I like virtually all yachts and boats. I greatly admire the creative thinking that is involved in producing a winning sailing yacht after the nature of German Frer's outstanding Bumblebee. I also admire the thought and the development of a handsome Bertram power yacht. These are, in my view, fine contributions to the art and science of yacht design. Anyone who unkindly refers to an air-conditioned Bertram or Hatteras, for example, with all of its conveniences -- and complications! -- as a "gin palace" is mistaken. They are, in fact, examples of a combination of fine yacht design and contemporary engineering. And while I must admit to having a strong aversion to yacht designs influenced by the IOR rule, there is no denying that a Bumblebee represents a particularly strong, able and handsome -- as well as fast -- racing yacht. Who cannot help but admire such yachts?


Understand, my thinking does not indicate that I have any desire to own such a yacht, or yachts. I have a far greater appreciation for wholesome small boats I can identify with. A lovely 26' displacement power launch, a well conceived 39' cruising auxiliary, a handsome little catboat, a nicely proportioned pulling boat -- and boats of the nature of James Samuel whose design is shown in these pages.


I have always made every effort to encourage our clients to maintain simplicity in the designs we have prepared these past many years. It is apparent, however, that there is a great fascination in "going fast" -- both in sailing and power boats.


The sea is to be respected. The behavior of the sea and the basic intelligence of people remain. It is my purpose to incorporate a proper proportion of what I feel finds popular acceptance in today's market with the basic fundamentals of wholesome design principals.
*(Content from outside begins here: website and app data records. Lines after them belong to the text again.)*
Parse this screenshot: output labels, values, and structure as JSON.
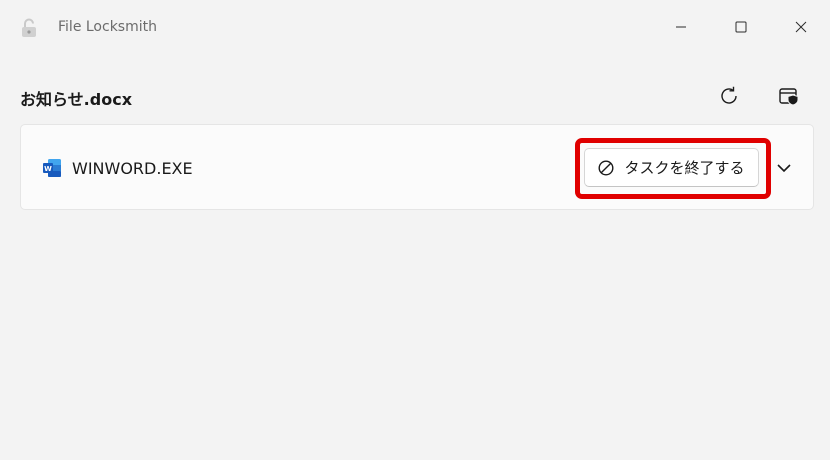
{
  "window": {
    "title": "File Locksmith",
    "controls": [
      "minimize",
      "maximize",
      "close"
    ]
  },
  "header": {
    "file_name": "お知らせ.docx",
    "refresh_icon": "refresh-icon",
    "admin_icon": "restart-as-admin-icon"
  },
  "processes": [
    {
      "name": "WINWORD.EXE",
      "icon": "word-icon",
      "end_task_label": "タスクを終了する",
      "expanded": false
    }
  ],
  "colors": {
    "background": "#f3f3f3",
    "card": "#fbfbfb",
    "highlight": "#e00000",
    "word_blue": "#185abd"
  }
}
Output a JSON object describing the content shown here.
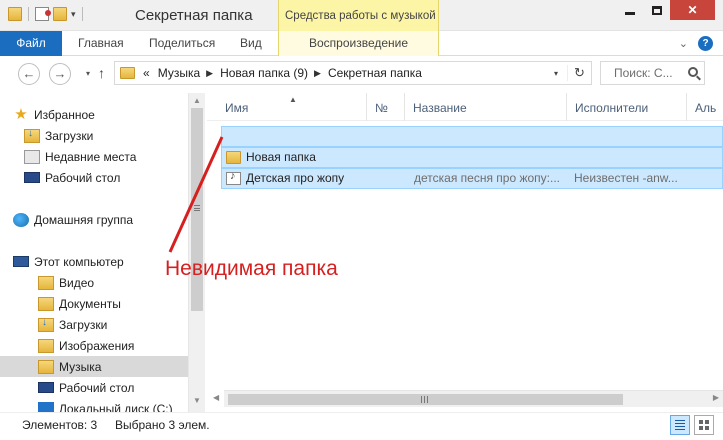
{
  "window": {
    "title": "Секретная папка",
    "context_tab_group": "Средства работы с музыкой",
    "close_glyph": "✕"
  },
  "ribbon": {
    "tabs": [
      {
        "label": "Файл"
      },
      {
        "label": "Главная"
      },
      {
        "label": "Поделиться"
      },
      {
        "label": "Вид"
      },
      {
        "label": "Воспроизведение"
      }
    ],
    "expand_glyph": "⌄",
    "help_glyph": "?"
  },
  "address": {
    "breadcrumbs": [
      "Музыка",
      "Новая папка (9)",
      "Секретная папка"
    ],
    "overflow_glyph": "«",
    "back_glyph": "←",
    "forward_glyph": "→",
    "up_glyph": "↑",
    "refresh_glyph": "↻"
  },
  "search": {
    "placeholder": "Поиск: С..."
  },
  "nav_pane": {
    "items": [
      {
        "label": "Избранное",
        "icon": "star-icon"
      },
      {
        "label": "Загрузки",
        "icon": "downloads-folder-icon"
      },
      {
        "label": "Недавние места",
        "icon": "recent-places-icon"
      },
      {
        "label": "Рабочий стол",
        "icon": "desktop-icon"
      },
      {
        "label": "Домашняя группа",
        "icon": "homegroup-icon"
      },
      {
        "label": "Этот компьютер",
        "icon": "computer-icon"
      },
      {
        "label": "Видео",
        "icon": "videos-folder-icon"
      },
      {
        "label": "Документы",
        "icon": "documents-folder-icon"
      },
      {
        "label": "Загрузки",
        "icon": "downloads-folder-icon"
      },
      {
        "label": "Изображения",
        "icon": "pictures-folder-icon"
      },
      {
        "label": "Музыка",
        "icon": "music-folder-icon",
        "selected": true
      },
      {
        "label": "Рабочий стол",
        "icon": "desktop-icon"
      },
      {
        "label": "Локальный диск (C:)",
        "icon": "drive-icon"
      }
    ]
  },
  "columns": [
    {
      "label": "Имя"
    },
    {
      "label": "№"
    },
    {
      "label": "Название"
    },
    {
      "label": "Исполнители"
    },
    {
      "label": "Аль"
    }
  ],
  "rows": [
    {
      "name": "",
      "number": "",
      "title": "",
      "artist": "",
      "icon": "invisible-folder"
    },
    {
      "name": "Новая папка",
      "number": "",
      "title": "",
      "artist": "",
      "icon": "folder-icon"
    },
    {
      "name": "Детская про жопу",
      "number": "",
      "title": "детская песня про жопу:...",
      "artist": "Неизвестен -anw...",
      "icon": "music-file-icon"
    }
  ],
  "status": {
    "items_count": "Элементов: 3",
    "selected_count": "Выбрано 3 элем."
  },
  "annotation": {
    "text": "Невидимая папка",
    "color": "#d62020"
  },
  "colors": {
    "file_tab": "#1a6dbf",
    "context_tab": "#fcf5a6",
    "selection": "#cce8ff",
    "close_button": "#c7453a"
  }
}
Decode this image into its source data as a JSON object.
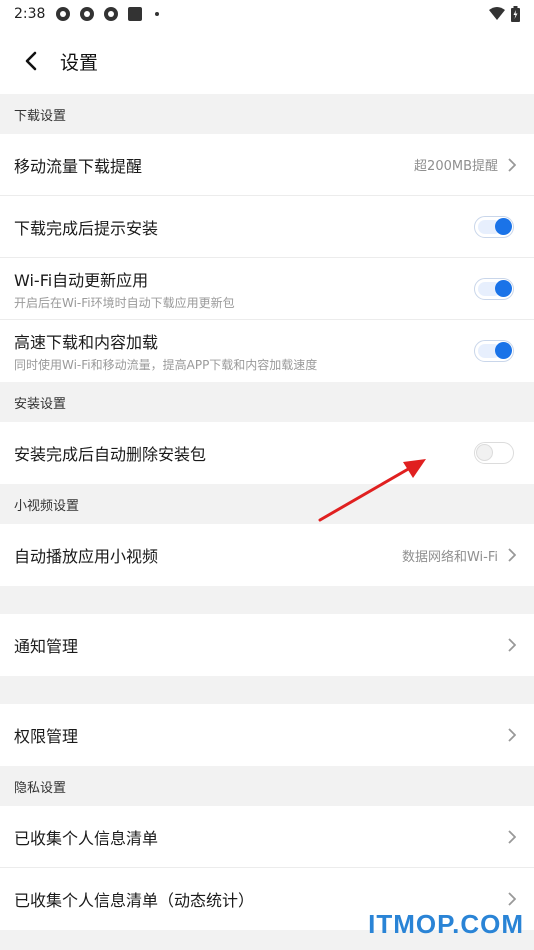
{
  "status_bar": {
    "time": "2:38",
    "icons": [
      "app-icon",
      "app-icon",
      "app-icon",
      "square-icon",
      "dot-icon"
    ],
    "right_icons": [
      "wifi-icon",
      "battery-icon"
    ]
  },
  "header": {
    "title": "设置"
  },
  "sections": {
    "download": {
      "title": "下载设置",
      "mobile_reminder": {
        "label": "移动流量下载提醒",
        "value": "超200MB提醒"
      },
      "prompt_install": {
        "label": "下载完成后提示安装",
        "toggle": true
      },
      "wifi_update": {
        "label": "Wi-Fi自动更新应用",
        "sub": "开启后在Wi-Fi环境时自动下载应用更新包",
        "toggle": true
      },
      "high_speed": {
        "label": "高速下载和内容加载",
        "sub": "同时使用Wi-Fi和移动流量，提高APP下载和内容加载速度",
        "toggle": true
      }
    },
    "install": {
      "title": "安装设置",
      "auto_delete": {
        "label": "安装完成后自动删除安装包",
        "toggle": false
      }
    },
    "video": {
      "title": "小视频设置",
      "autoplay": {
        "label": "自动播放应用小视频",
        "value": "数据网络和Wi-Fi"
      }
    },
    "notify": {
      "label": "通知管理"
    },
    "permission": {
      "label": "权限管理"
    },
    "privacy": {
      "title": "隐私设置",
      "collected": {
        "label": "已收集个人信息清单"
      },
      "collected_stats": {
        "label": "已收集个人信息清单（动态统计）"
      }
    }
  },
  "watermark": "ITMOP.COM",
  "colors": {
    "accent": "#1a73e8",
    "arrow": "#e02020",
    "watermark": "#2a84d6"
  }
}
When you've expressed confidence in the design you have chosen to build, there is little or no need to accept the doubtful advice of often well intentioned though misinformed "experts." Nor are you doing the designer justice in undertaking changes in his work. Be assured that he has spent a considerable number of hours -- running into days -- in his efforts to produce a forthright and practical design. All of the ramifications have been carefully considered.
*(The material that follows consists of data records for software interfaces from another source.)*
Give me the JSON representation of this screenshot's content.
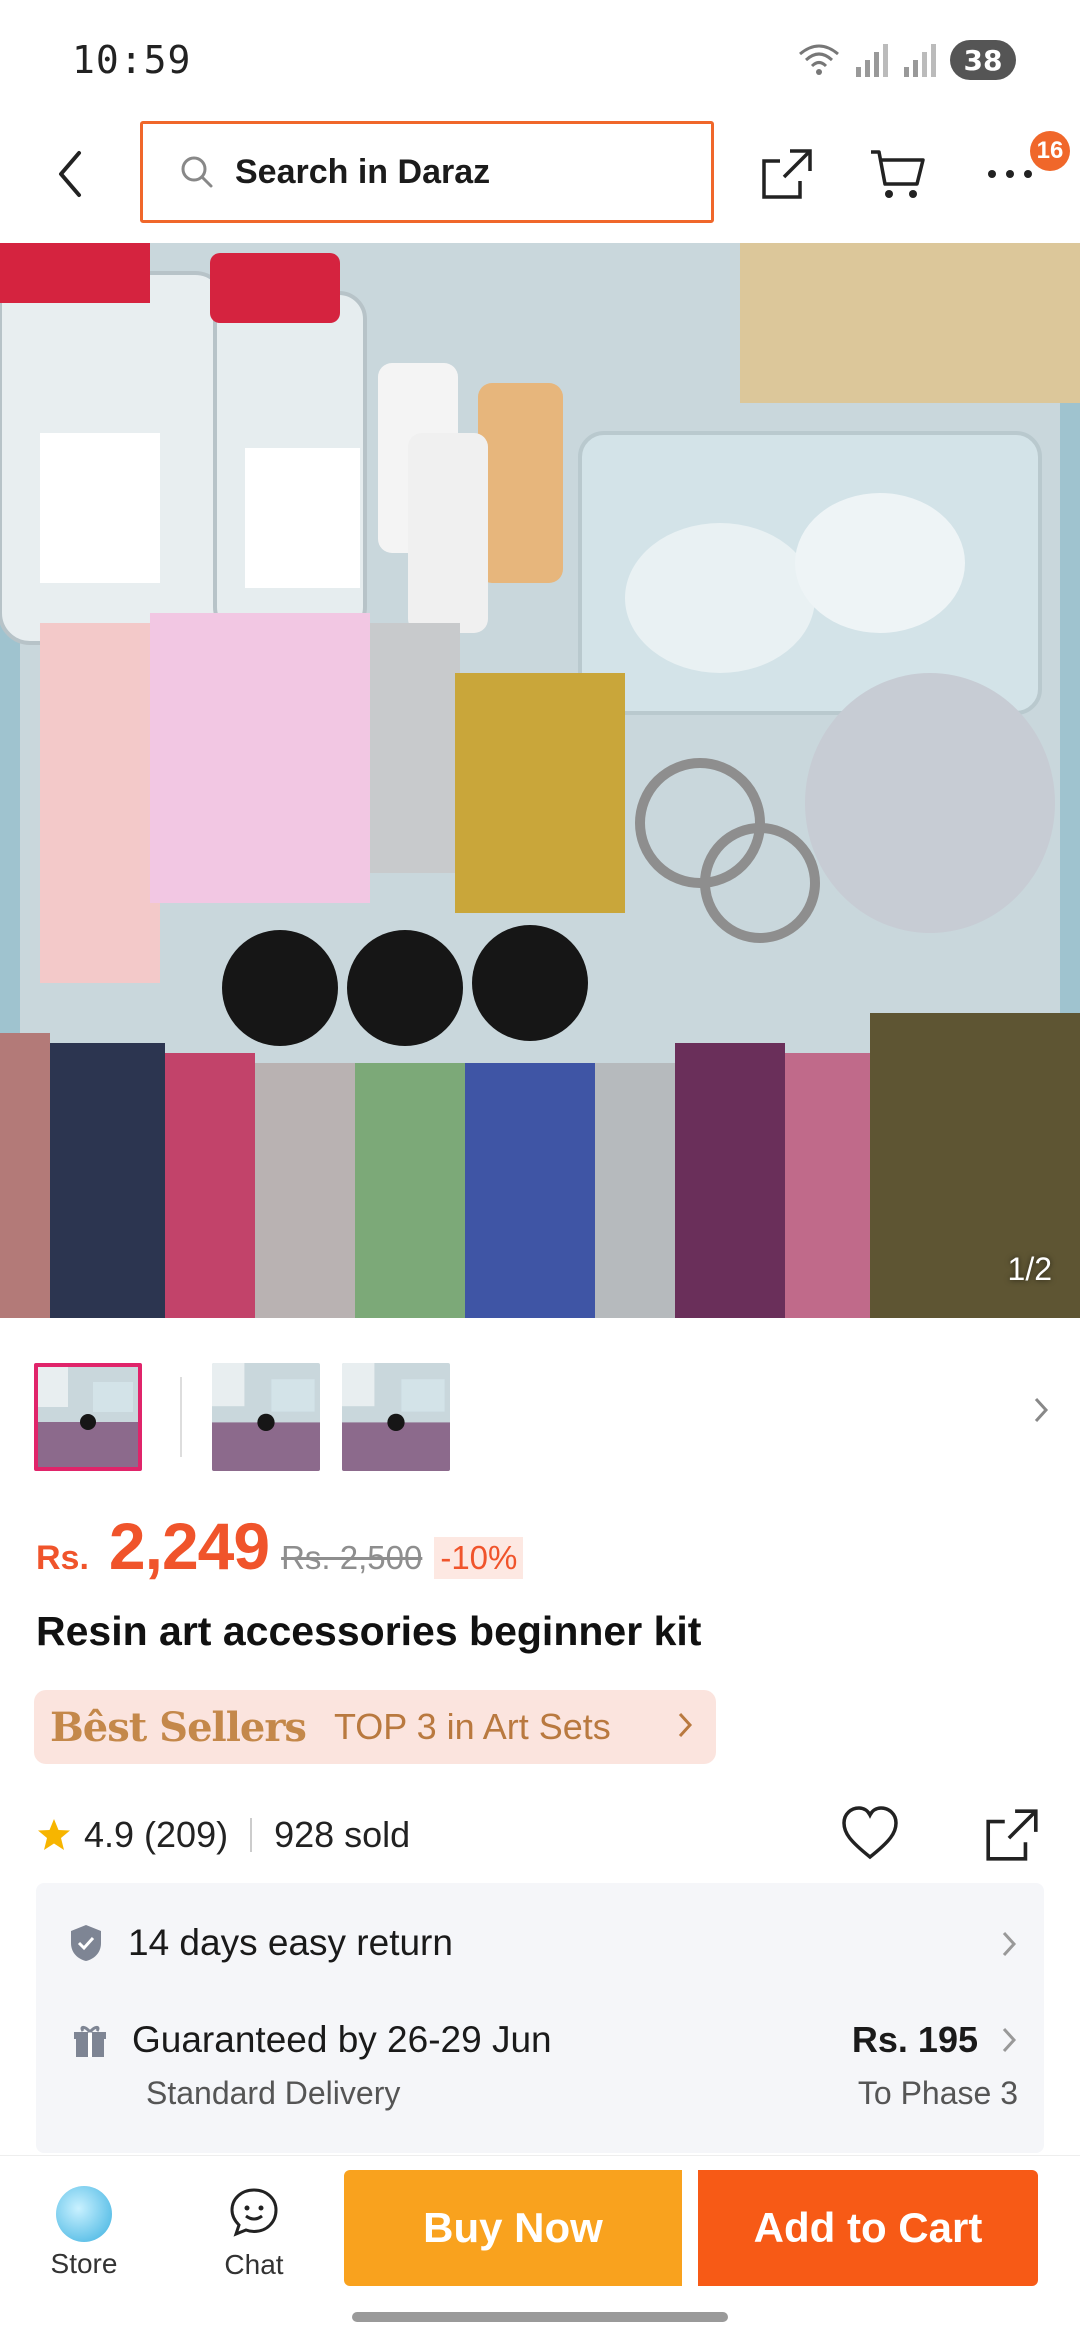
{
  "status_bar": {
    "time": "10:59",
    "battery": "38"
  },
  "header": {
    "search_placeholder": "Search in Daraz",
    "cart_badge": "16"
  },
  "gallery": {
    "counter": "1/2"
  },
  "product": {
    "currency": "Rs.",
    "price": "2,249",
    "original_price": "Rs. 2,500",
    "discount": "-10%",
    "title": "Resin art accessories beginner kit",
    "best_seller_label": "Bêst Sellers",
    "best_seller_rank": "TOP 3 in Art Sets",
    "rating": "4.9 (209)",
    "sold": "928 sold"
  },
  "services": {
    "return_policy": "14 days easy return",
    "delivery_guarantee": "Guaranteed by 26-29 Jun",
    "delivery_type": "Standard Delivery",
    "delivery_fee": "Rs. 195",
    "delivery_destination": "To Phase 3"
  },
  "bottom_bar": {
    "store_label": "Store",
    "chat_label": "Chat",
    "buy_now_label": "Buy Now",
    "add_to_cart_label": "Add to Cart"
  },
  "colors": {
    "accent": "#f0542b",
    "buy_now": "#f9a21e",
    "add_to_cart": "#f75a16"
  },
  "icons": [
    "back-arrow-icon",
    "search-icon",
    "share-icon",
    "cart-icon",
    "more-icon",
    "star-icon",
    "heart-icon",
    "shield-icon",
    "delivery-icon",
    "chat-icon",
    "store-icon"
  ]
}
Do not misunderstand me. It is perfectly natural that the placement of interior joinerwork and perhaps the general arrangement may want to be laid out to best suit personal wishes. But the overall form, the fundamental dimensions and the placing of tanks, machinery and other primary weights must be maintained as shown in the working drawings if any degree of success is expected. And it must be brought to attention that any alterations to the design are purely the responsibility of the builder.
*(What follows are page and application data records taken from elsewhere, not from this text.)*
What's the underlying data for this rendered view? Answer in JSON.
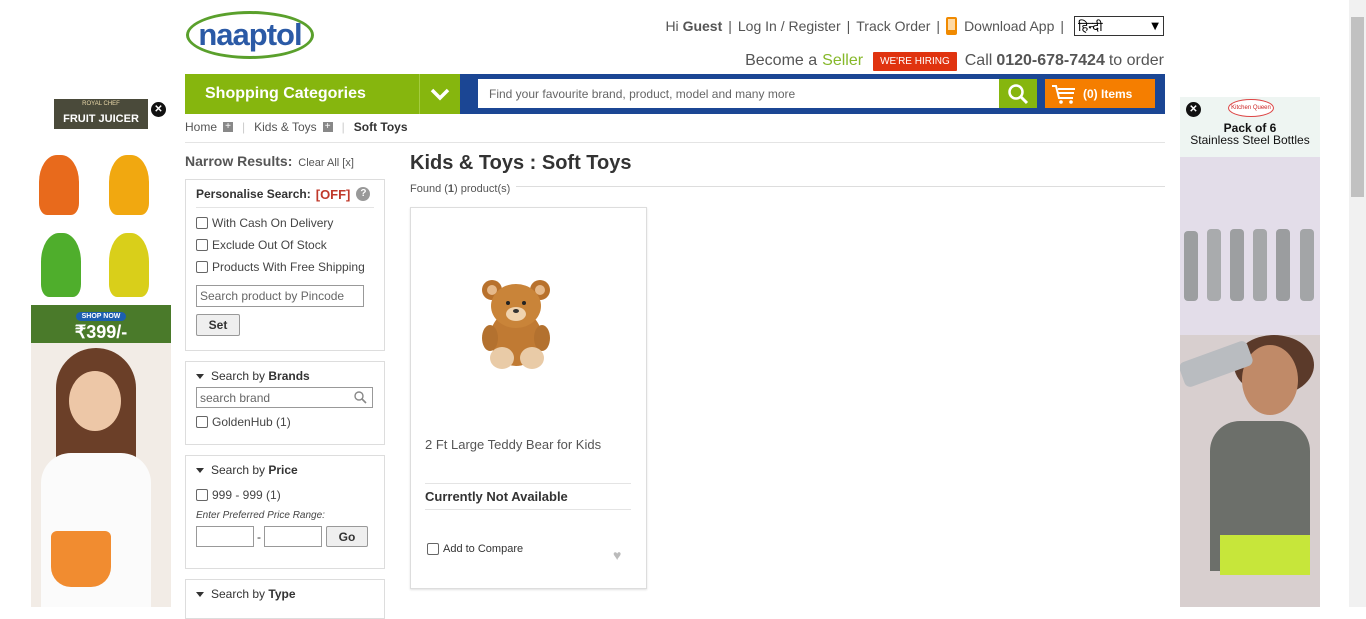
{
  "header": {
    "logo_text": "naaptol",
    "greeting_prefix": "Hi",
    "greeting_name": "Guest",
    "login_link": "Log In / Register",
    "track_order": "Track Order",
    "download_app": "Download App",
    "language_selected": "हिन्दी",
    "become_a": "Become a",
    "seller": "Seller",
    "hiring_badge": "WE'RE HIRING",
    "call_prefix": "Call",
    "phone": "0120-678-7424",
    "call_suffix": "to order"
  },
  "nav": {
    "categories_label": "Shopping Categories",
    "search_placeholder": "Find your favourite brand, product, model and many more",
    "cart_label": "(0) Items"
  },
  "breadcrumb": {
    "home": "Home",
    "category": "Kids & Toys",
    "current": "Soft Toys"
  },
  "sidebar": {
    "narrow_title": "Narrow Results:",
    "clear_all": "Clear All [x]",
    "personalise": {
      "label": "Personalise Search:",
      "state": "[OFF]",
      "options": [
        "With Cash On Delivery",
        "Exclude Out Of Stock",
        "Products With Free Shipping"
      ],
      "pincode_placeholder": "Search product by Pincode",
      "set_button": "Set"
    },
    "brands": {
      "label_prefix": "Search by",
      "label_bold": "Brands",
      "search_placeholder": "search brand",
      "items": [
        "GoldenHub (1)"
      ]
    },
    "price": {
      "label_prefix": "Search by",
      "label_bold": "Price",
      "items": [
        "999 - 999 (1)"
      ],
      "range_label": "Enter Preferred Price Range:",
      "range_sep": "-",
      "go_button": "Go"
    },
    "type": {
      "label_prefix": "Search by",
      "label_bold": "Type"
    }
  },
  "main": {
    "title": "Kids & Toys : Soft Toys",
    "found_prefix": "Found (",
    "found_count": "1",
    "found_suffix": ") product(s)",
    "product": {
      "name": "2 Ft Large Teddy Bear for Kids",
      "availability": "Currently Not Available",
      "compare_label": "Add to Compare"
    }
  },
  "ads": {
    "left_brand": "ROYAL CHEF",
    "left_title": "FRUIT JUICER",
    "left_shop": "SHOP NOW",
    "left_price": "₹399/-",
    "right_brand": "Kitchen Queen",
    "right_line1": "Pack of 6",
    "right_line2": "Stainless Steel Bottles"
  },
  "colors": {
    "nav_blue": "#1b4694",
    "green": "#86b60e",
    "cart_orange": "#f57e00",
    "hiring_red": "#e0330f",
    "off_red": "#c0392b"
  }
}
There is a story that our friend Frank Toop, in Lyncroft, New Jersey tells. Frank was in the process of building a boat in his shop when a stranger came in and watched Frank for a time. The stranger mentioned that there was no need to incorporate such a lot of shape on the particular plank and that it would go on far easier in a fashion he described. Frank stopped his work and listened patiently. "Have you ever built a boat. Stranger?" he asked. "No," said the man. "Have you ever owned a boat?" asked Frank. Again, "No" was the answer. "Have you ever been out in a boat?" Frank queried. "Well, as a matter of fact no, but..." began the visitor. at which point our friend Frank pointed to the open doorway, saying, "Well then get the hell out of here." The gist of this tale has strong merits.